The first reference to it being played as an adult sport was in 1611, when two men in Sussex were prosecuted for playing cricket on Sunday instead of going to church . In the same year, a dictionary defines cricket as a boys' game and this suggests that adult participation was a recent development [
In 1744, the Laws of Cricket were codified for the first time and then amended in 1774, when innovations such as lbw, middle stump and maximum bat width were added. These laws stated that the principals shall choose from amongst the gentlemen present two umpires who shall absolutely decide all disputes. The codes were drawn up by the so-called "Star and Garter Club" whose members ultimately founded MCC at Lord's in 1787. MCC immediately became the custodian of the Laws and has made periodic revisions and recodifications subsequently
The first ever international cricket game was between the USA and Canada in 1844. The match was played at the grounds of the St George's Cricket Club in New York
In 1859, a team of leading English professionals set off to North America on the first-ever overseas tour and, in 1862, the first English team toured Australia.

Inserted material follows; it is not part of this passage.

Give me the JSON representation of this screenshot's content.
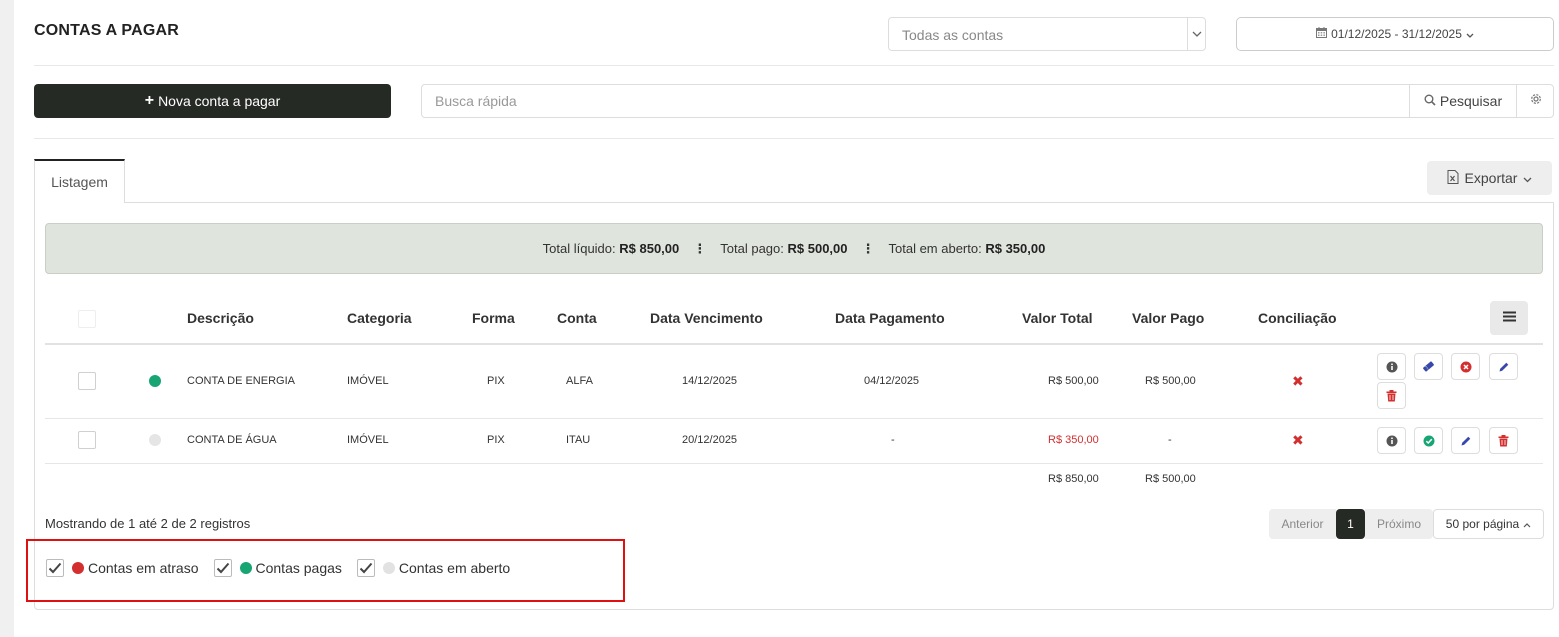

In 1889 the immemorial four ball over was replaced by a five ball over and then this was changed to the current six balls an over in 1900. Subsequently, some countries experimented with eight balls an over. In 1922, the number of balls per over was changed from six to eight in Australia only. In 1924 the eight ball over was extended to New Zealand and in 1937 to South Africa. In England, the eight ball over was adopted experimentally for the 1939 season; the intention was to continue the experiment in 1940, but first-class cricket was suspended for the Second World War and when it resumed, English cricket reverted to the six ball over. The 1947 Laws of Cricket allowed six or eight balls depending on the conditions of play. Since the 1979/80 Australian and New Zealand seasons, the six ball over has been used worldwide and the most recent version of the Laws in 2000 only permits six ball overs.
Limited overs cricket
In the 1960s, English county teams began playing a version of cricket with games of only one innings each and a maximum number of overs per innings. Starting in 1963 as a knockout competition only, limited overs grew in popularity and in 1969 a national league was created which consequently caused a reduction in the number of matches in the County Championship.
Although many "traditional" cricket fans objected to the shorter form of the game, limited overs cricket did have the advantage of delivering a result to spectators within a single day; it did improve cricket's appeal to younger or busier people; and it did prove commercially successful.
Cricket's newest innovation is Twenty20, essentially an evening entertainment. It has so far enjoyed enormous popularity and has attracted large attendances at matches as well as good TV audience ratings. The inaugural ICC Twenty20 World Cup tournament was held in 2007 with a follow-up event in 2009. The formation of Twenty20 leagues in India - the unofficial Indian Cricket League, which started in 2007, and the official Indian Premier League, starting in 2008 - raised much speculation in the cricketing press about their effect on the future of cricket.